The only thing that I have been experiencing with all this ordeal, is that I have lost feeling under my right armpit and sometime, when my arm is swelling and hurting, I have to wear a special arm band to help reduce these systems. Also, I've gone through several cellulites episodes in the last three (3) years to which had to get a central line put in to be able to give me my antibiotics through intervenes.

I can honestly tell you, with all the positive support from my husband, my girls Crystal and Bryanna, my mother, my in-laws and being positive myself, was able to survive this ordeal and do not wish this on anyone and I don't know if I could go trough it again.

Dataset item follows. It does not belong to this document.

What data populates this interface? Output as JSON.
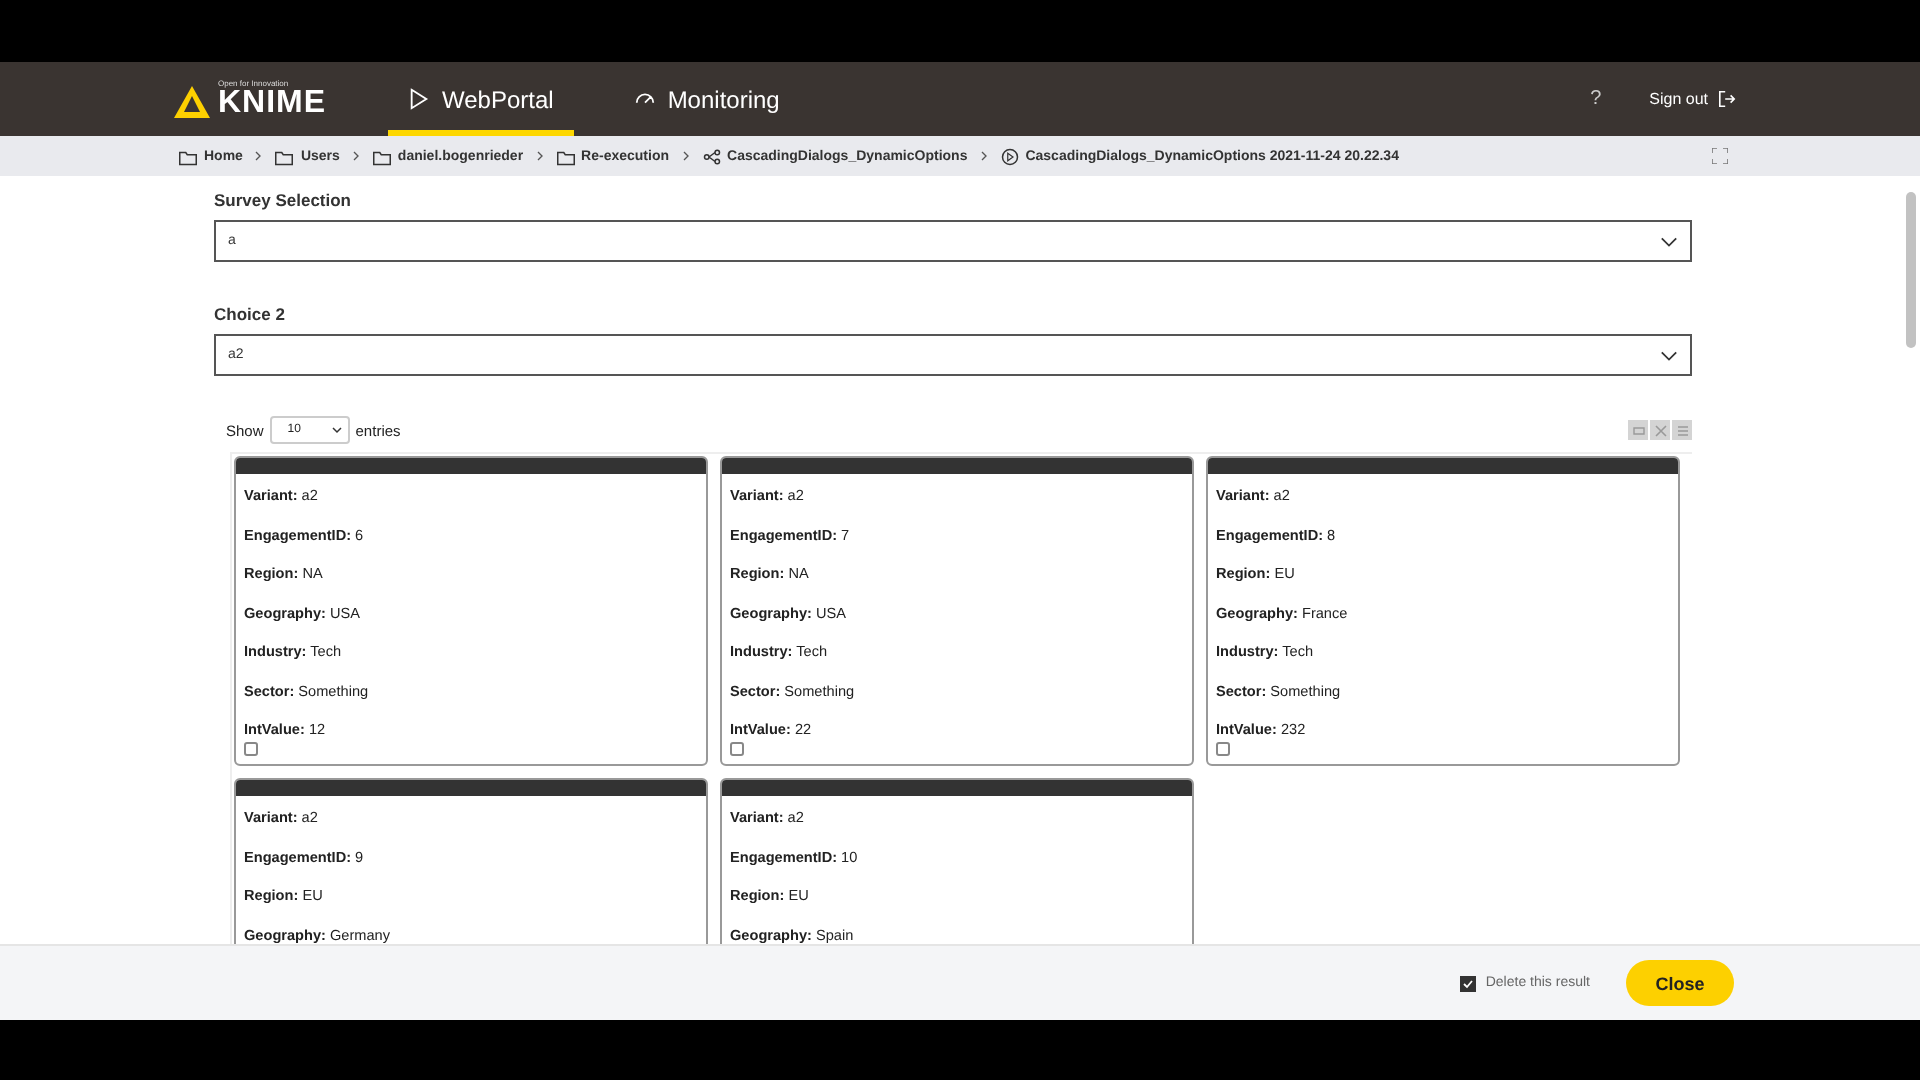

I am getting close to celebrating my 9th years being cancer free. I have been blessed with a third daughter named Anastasya to which just celebrated her 7th birthday recently. It is very hard for me, every time I hear of someone been touched by this complicated disease, as it always worries me that it will come back.

Mado, 2010

Wednesday, September 21, 2011

Apple Spelt Biscuits














I needed something to act as a conduit for some jam-to-mouth activity. This biscuit served up just fine, caramalized ginger rhubarb jam made it safely into my tum-tum...

Makes 12 small biscuits.

1.5 cups white flour
1.5 cups spelt flour
1/4 cup margarine
1/2 tsp salt
1 Tbsp sugar of choice
2 Tbsp baking powder
1/2 cup yogurt of choice
1 apple, peeled and grated

Put flours, margarine, salt, sugar and baking powder into a food processor. Pulse until margarine breaks up and a crumbly mixture forms. If not using a processor, simply use a large bowl and break up the margarine with a fork. Add in yogurt and apples, and pulse a few more times until a dough forms and pulls away from the sides of the container.

Turn out onto to a floured surface, and gently kneed for a minute. Roll out, cut into shapes. Please on a baking sheet that has been oiled with cooking spray. Bake for 18 mins at 350 degrees.

Per biscuit: 141 cals, 5g fat, 22g carbs, 666mg sodium, 3g fiber, 4g protein. (PRO12.9/9%,CHO83.2/59%,FAT45/32%)

Caramalized Ginger Rhubarb Jam


What started off as an accident turned into a delightful treat. I decided to be a little adventuresome and make a jam with crystalized ginger. I turned my back from the stove while the jam simmered, and started cleaning up a little - completely forgetting to check on the jam. The liquid had evaporated quickly, and the fruit was a little scorched to the bottom of the pan. I gave it a quick stir and taste, to discover it was now caramalized and taaaaaasty, I've never had a jam with a sharp ginger kick. Be careful, never take your eye off the jam like I did, but let this one boil down until it turns golden brown and starts sticking to the bottom of the pot.

Makes 5 x 125ml jars.

1/3 cup crystalized ginger, in small dice
rhubarb, thinly sliced - enough to make 4 cups
1 Tbsp lemon juice, fresh or concentrate
1 cup raw or white sugar
1/3 pouch liquid pectin

Sterilize jars and lids using this method.

Put fruit, ginger and sugar in a large pot, and boil for 8 minutes, stirring occasionally. Keep a careful eye on the jam, let it boil down until the fruit starts to scorch on the bottom of the pan. Use a splatter screen if you have one, or put the lid on partway - the mixture spits as it thickens, so be careful! At this point, if there is foam on top you could skim it off, but frankly I didn't bother. Stir in pectin and boil 1 minute more. By this point, your jam will have darkened considerably, into a golden brown.

Remove mixture from heat, ladle into jars and process in hot water bath following these directions for 10 minutes.

Per Tablespoon: 39 cals, 0g fat, 10g carbs, 2mg sodium, 0g fiber, 0g protein. (PRO0.462%,CHO37.7/97%,FAT0.3/1%)